- **Given entries**:

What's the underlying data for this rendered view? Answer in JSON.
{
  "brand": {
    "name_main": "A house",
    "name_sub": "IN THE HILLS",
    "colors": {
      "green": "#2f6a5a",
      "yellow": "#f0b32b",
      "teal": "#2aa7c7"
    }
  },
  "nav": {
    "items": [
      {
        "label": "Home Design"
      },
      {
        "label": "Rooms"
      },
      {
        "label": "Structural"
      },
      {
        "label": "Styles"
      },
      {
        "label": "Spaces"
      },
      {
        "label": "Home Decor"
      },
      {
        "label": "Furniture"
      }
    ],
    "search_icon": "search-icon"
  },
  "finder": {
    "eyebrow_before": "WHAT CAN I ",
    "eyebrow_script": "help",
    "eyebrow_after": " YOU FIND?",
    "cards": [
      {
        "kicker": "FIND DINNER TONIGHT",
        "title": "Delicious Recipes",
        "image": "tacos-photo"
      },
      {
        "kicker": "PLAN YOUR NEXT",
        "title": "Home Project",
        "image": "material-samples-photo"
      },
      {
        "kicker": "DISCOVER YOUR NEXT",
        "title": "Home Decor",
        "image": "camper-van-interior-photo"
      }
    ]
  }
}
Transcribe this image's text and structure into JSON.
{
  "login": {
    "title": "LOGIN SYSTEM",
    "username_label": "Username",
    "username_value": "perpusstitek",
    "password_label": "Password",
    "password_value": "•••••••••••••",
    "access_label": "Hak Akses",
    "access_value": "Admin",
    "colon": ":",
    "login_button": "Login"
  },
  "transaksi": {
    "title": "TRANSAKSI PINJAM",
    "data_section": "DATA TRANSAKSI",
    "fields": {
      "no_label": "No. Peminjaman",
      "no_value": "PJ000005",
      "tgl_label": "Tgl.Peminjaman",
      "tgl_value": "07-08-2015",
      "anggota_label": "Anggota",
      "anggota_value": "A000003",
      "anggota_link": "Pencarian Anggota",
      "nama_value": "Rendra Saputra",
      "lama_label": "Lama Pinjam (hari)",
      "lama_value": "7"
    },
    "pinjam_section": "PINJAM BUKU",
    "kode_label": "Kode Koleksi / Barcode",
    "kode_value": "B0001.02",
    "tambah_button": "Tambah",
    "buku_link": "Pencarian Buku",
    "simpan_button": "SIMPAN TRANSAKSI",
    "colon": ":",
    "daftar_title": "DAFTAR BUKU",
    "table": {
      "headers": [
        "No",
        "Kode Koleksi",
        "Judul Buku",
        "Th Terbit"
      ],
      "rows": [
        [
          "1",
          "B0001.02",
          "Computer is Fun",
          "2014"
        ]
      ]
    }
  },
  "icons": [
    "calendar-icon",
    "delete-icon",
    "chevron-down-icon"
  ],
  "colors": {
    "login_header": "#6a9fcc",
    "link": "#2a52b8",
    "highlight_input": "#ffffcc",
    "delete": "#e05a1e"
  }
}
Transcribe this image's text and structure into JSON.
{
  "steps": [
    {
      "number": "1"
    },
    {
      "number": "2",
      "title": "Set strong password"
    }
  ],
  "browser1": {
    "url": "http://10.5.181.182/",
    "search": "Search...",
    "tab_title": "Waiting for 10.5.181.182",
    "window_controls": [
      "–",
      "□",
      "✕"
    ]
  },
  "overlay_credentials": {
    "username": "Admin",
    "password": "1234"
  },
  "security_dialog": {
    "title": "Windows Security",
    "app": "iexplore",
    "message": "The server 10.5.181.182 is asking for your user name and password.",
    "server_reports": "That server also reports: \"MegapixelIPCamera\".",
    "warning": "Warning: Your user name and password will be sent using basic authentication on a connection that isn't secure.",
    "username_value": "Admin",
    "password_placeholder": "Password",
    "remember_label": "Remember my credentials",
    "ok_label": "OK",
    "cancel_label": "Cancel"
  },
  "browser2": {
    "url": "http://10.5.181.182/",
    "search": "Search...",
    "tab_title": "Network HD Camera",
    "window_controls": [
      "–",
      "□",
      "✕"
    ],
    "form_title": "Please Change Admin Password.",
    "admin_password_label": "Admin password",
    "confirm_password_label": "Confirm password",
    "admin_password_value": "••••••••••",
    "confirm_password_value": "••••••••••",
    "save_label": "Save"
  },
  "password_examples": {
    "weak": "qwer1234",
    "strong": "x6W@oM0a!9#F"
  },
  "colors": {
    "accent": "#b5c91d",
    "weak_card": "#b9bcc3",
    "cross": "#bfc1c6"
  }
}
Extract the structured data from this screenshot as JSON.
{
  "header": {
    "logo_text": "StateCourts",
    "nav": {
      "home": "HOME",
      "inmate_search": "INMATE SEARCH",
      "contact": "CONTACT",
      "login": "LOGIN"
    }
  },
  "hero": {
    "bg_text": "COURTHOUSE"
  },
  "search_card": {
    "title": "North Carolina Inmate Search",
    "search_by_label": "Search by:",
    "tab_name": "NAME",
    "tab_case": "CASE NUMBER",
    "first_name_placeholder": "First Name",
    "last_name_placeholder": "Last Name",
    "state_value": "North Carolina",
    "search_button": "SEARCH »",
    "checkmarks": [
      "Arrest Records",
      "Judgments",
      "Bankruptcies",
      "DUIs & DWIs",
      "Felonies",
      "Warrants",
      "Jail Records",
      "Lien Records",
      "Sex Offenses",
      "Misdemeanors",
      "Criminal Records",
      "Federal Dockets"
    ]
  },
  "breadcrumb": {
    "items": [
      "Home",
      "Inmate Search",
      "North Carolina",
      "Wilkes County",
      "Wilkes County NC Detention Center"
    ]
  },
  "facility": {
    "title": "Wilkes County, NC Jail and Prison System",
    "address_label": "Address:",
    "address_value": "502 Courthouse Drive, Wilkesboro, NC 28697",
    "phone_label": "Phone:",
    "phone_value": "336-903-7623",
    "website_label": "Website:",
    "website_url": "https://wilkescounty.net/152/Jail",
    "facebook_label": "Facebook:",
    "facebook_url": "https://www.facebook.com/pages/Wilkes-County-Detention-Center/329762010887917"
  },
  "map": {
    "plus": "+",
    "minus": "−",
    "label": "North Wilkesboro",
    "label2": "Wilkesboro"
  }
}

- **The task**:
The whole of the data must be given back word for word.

- **Final answer**:
What's the underlying data for this rendered view? Answer in JSON.
{
  "brand": {
    "name_main": "A house",
    "name_sub": "IN THE HILLS",
    "colors": {
      "green": "#2f6a5a",
      "yellow": "#f0b32b",
      "teal": "#2aa7c7"
    }
  },
  "nav": {
    "items": [
      {
        "label": "Home Design"
      },
      {
        "label": "Rooms"
      },
      {
        "label": "Structural"
      },
      {
        "label": "Styles"
      },
      {
        "label": "Spaces"
      },
      {
        "label": "Home Decor"
      },
      {
        "label": "Furniture"
      }
    ],
    "search_icon": "search-icon"
  },
  "finder": {
    "eyebrow_before": "WHAT CAN I ",
    "eyebrow_script": "help",
    "eyebrow_after": " YOU FIND?",
    "cards": [
      {
        "kicker": "FIND DINNER TONIGHT",
        "title": "Delicious Recipes",
        "image": "tacos-photo"
      },
      {
        "kicker": "PLAN YOUR NEXT",
        "title": "Home Project",
        "image": "material-samples-photo"
      },
      {
        "kicker": "DISCOVER YOUR NEXT",
        "title": "Home Decor",
        "image": "camper-van-interior-photo"
      }
    ]
  }
}
Transcribe this image's text and structure into JSON.
{
  "login": {
    "title": "LOGIN SYSTEM",
    "username_label": "Username",
    "username_value": "perpusstitek",
    "password_label": "Password",
    "password_value": "•••••••••••••",
    "access_label": "Hak Akses",
    "access_value": "Admin",
    "colon": ":",
    "login_button": "Login"
  },
  "transaksi": {
    "title": "TRANSAKSI PINJAM",
    "data_section": "DATA TRANSAKSI",
    "fields": {
      "no_label": "No. Peminjaman",
      "no_value": "PJ000005",
      "tgl_label": "Tgl.Peminjaman",
      "tgl_value": "07-08-2015",
      "anggota_label": "Anggota",
      "anggota_value": "A000003",
      "anggota_link": "Pencarian Anggota",
      "nama_value": "Rendra Saputra",
      "lama_label": "Lama Pinjam (hari)",
      "lama_value": "7"
    },
    "pinjam_section": "PINJAM BUKU",
    "kode_label": "Kode Koleksi / Barcode",
    "kode_value": "B0001.02",
    "tambah_button": "Tambah",
    "buku_link": "Pencarian Buku",
    "simpan_button": "SIMPAN TRANSAKSI",
    "colon": ":",
    "daftar_title": "DAFTAR BUKU",
    "table": {
      "headers": [
        "No",
        "Kode Koleksi",
        "Judul Buku",
        "Th Terbit"
      ],
      "rows": [
        [
          "1",
          "B0001.02",
          "Computer is Fun",
          "2014"
        ]
      ]
    }
  },
  "icons": [
    "calendar-icon",
    "delete-icon",
    "chevron-down-icon"
  ],
  "colors": {
    "login_header": "#6a9fcc",
    "link": "#2a52b8",
    "highlight_input": "#ffffcc",
    "delete": "#e05a1e"
  }
}
Transcribe this image's text and structure into JSON.
{
  "steps": [
    {
      "number": "1"
    },
    {
      "number": "2",
      "title": "Set strong password"
    }
  ],
  "browser1": {
    "url": "http://10.5.181.182/",
    "search": "Search...",
    "tab_title": "Waiting for 10.5.181.182",
    "window_controls": [
      "–",
      "□",
      "✕"
    ]
  },
  "overlay_credentials": {
    "username": "Admin",
    "password": "1234"
  },
  "security_dialog": {
    "title": "Windows Security",
    "app": "iexplore",
    "message": "The server 10.5.181.182 is asking for your user name and password.",
    "server_reports": "That server also reports: \"MegapixelIPCamera\".",
    "warning": "Warning: Your user name and password will be sent using basic authentication on a connection that isn't secure.",
    "username_value": "Admin",
    "password_placeholder": "Password",
    "remember_label": "Remember my credentials",
    "ok_label": "OK",
    "cancel_label": "Cancel"
  },
  "browser2": {
    "url": "http://10.5.181.182/",
    "search": "Search...",
    "tab_title": "Network HD Camera",
    "window_controls": [
      "–",
      "□",
      "✕"
    ],
    "form_title": "Please Change Admin Password.",
    "admin_password_label": "Admin password",
    "confirm_password_label": "Confirm password",
    "admin_password_value": "••••••••••",
    "confirm_password_value": "••••••••••",
    "save_label": "Save"
  },
  "password_examples": {
    "weak": "qwer1234",
    "strong": "x6W@oM0a!9#F"
  },
  "colors": {
    "accent": "#b5c91d",
    "weak_card": "#b9bcc3",
    "cross": "#bfc1c6"
  }
}
Extract the structured data from this screenshot as JSON.
{
  "header": {
    "logo_text": "StateCourts",
    "nav": {
      "home": "HOME",
      "inmate_search": "INMATE SEARCH",
      "contact": "CONTACT",
      "login": "LOGIN"
    }
  },
  "hero": {
    "bg_text": "COURTHOUSE"
  },
  "search_card": {
    "title": "North Carolina Inmate Search",
    "search_by_label": "Search by:",
    "tab_name": "NAME",
    "tab_case": "CASE NUMBER",
    "first_name_placeholder": "First Name",
    "last_name_placeholder": "Last Name",
    "state_value": "North Carolina",
    "search_button": "SEARCH »",
    "checkmarks": [
      "Arrest Records",
      "Judgments",
      "Bankruptcies",
      "DUIs & DWIs",
      "Felonies",
      "Warrants",
      "Jail Records",
      "Lien Records",
      "Sex Offenses",
      "Misdemeanors",
      "Criminal Records",
      "Federal Dockets"
    ]
  },
  "breadcrumb": {
    "items": [
      "Home",
      "Inmate Search",
      "North Carolina",
      "Wilkes County",
      "Wilkes County NC Detention Center"
    ]
  },
  "facility": {
    "title": "Wilkes County, NC Jail and Prison System",
    "address_label": "Address:",
    "address_value": "502 Courthouse Drive, Wilkesboro, NC 28697",
    "phone_label": "Phone:",
    "phone_value": "336-903-7623",
    "website_label": "Website:",
    "website_url": "https://wilkescounty.net/152/Jail",
    "facebook_label": "Facebook:",
    "facebook_url": "https://www.facebook.com/pages/Wilkes-County-Detention-Center/329762010887917"
  },
  "map": {
    "plus": "+",
    "minus": "−",
    "label": "North Wilkesboro",
    "label2": "Wilkesboro"
  }
}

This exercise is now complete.